<Column SourceColumn=”Id” TargetColumn=”CustomerID”
     DataType=”Int32″ />
<Column SourceColumn=”f_name” TargetColumn=”FirstName”
     DataType=”AnsiString” Length=”40″ CodePage=”1252″ />
<Column SourceColumn=”l_name” TargetColumn=”LastName”
     DataType=”AnsiString” Length=”40″ CodePage=”1252″ />
<Column SourceColumn=”sex” TargetColumn=”Gender”
    DataType=”AnsiString” Length=”6″ CodePage=”1252″ />

Some remarks to the SQL statement:

  • We don’t really need the char(10), but the line break is convenient when we look at the results.
  • Since this query uses the for xml syntax and xml can’t handle the opening en closing tag signs. SQL server replaces them with their escape codes. We have to use the REPLACE function to change these escape codes back into the opening and closing tag signs.

Creating the stored procedure

For this example I would create the following stored procedures that combines the two metadata tables:

CREATE PROCEDURE meta.getPackageDetails (@MappingType varchar(50)) AS
      PackageName = t.MappingName
    , TargetTable = t.tgtSchema + '.' + t.tgtTable
    , TargetConnection = t.tgtConnection
    , SourceTable = t.srcSchema + '.' + t.srcTable
    , SourceConnection = t.srcConnection
    , srcColumnList = STUFF((SELECT  ', ' + QUOTENAME(srcColumn)
        FROM meta.ColumnMapping
        WHERE srcColumn is not null
        AND TableMappingID=t.TableMappingID
        FOR XML PATH('')),1,2,'')
        (SELECT  char(10) + '<Column SourceColumn="' + srcColumn
        + '" TargetColumn="' + tgtColumn
        + '" DataType="' + tgtDataType
        + CASE WHEN tgtDataType='AnsiString'
        THEN '" Length="' + CAST(tgtLength AS varchar(10))
            + '" CodePage="1252" />'
        ELSE '" />' END
        FROM meta.ColumnMapping
        WHERE TableMappingID=t.TableMappingID
        FOR XML PATH('')),1,1,''),'&lt;','<'),'&gt;','>')
FROM meta.TableMapping t
WHERE t.MappingType = @MappingType

Less complex Biml file

The Biml file that you need to create the packages:

<Biml xmlns="">
  <#@ include file="Connection.biml" #>

    <# string sConn =  “Provider=SQLNCLI10;Server=.\\SQL2012;
       Initial Catalog=BimlSamples;Integrated Security=SSPI;"; #>
    <# string sSQL = string.Format("Exec meta.getPackageDetails
      {0}", "dim"); #>
    <# DataTable tblPackages = ExternalDataAccess.GetDataTable
      (sConn,sSQL); #>
    <# foreach (DataRow pkg in tblPackages.Rows){ #>
        <Package Name="<#=pkg["PackageName"]#>"
        <Dataflow Name="DFT <#=pkg["PackageName"]#>">
            <OleDbSource Name="ODS Source"
              ConnectionName="<#=pkg["SourceConnection"]#>" >
                SELECT <#=pkg["srcColumnList"]#>
                FROM <#=pkg["SourceTable"]#>
            <DataConversion Name="DC">

            <OleDbDestination Name="ODD Target"

<#@ import namespace="System.Data" #>


In this blog post I discussed some ways to make you Biml files less complex.
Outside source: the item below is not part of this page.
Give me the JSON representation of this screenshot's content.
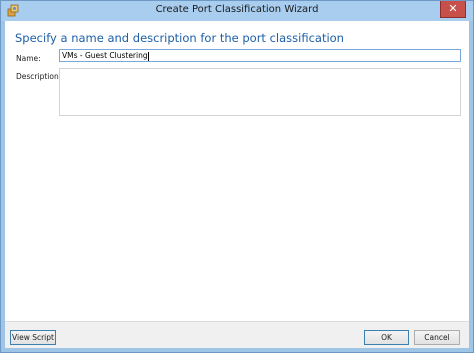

You can move (semi)-static content to other files and import them with the include directive or use the CallBimlScript function. And you can move parts of complicated Biml code to T-SQL. The choice of how much you will move to T-SQL will largely depend on your proficiency in C# or T-SQL.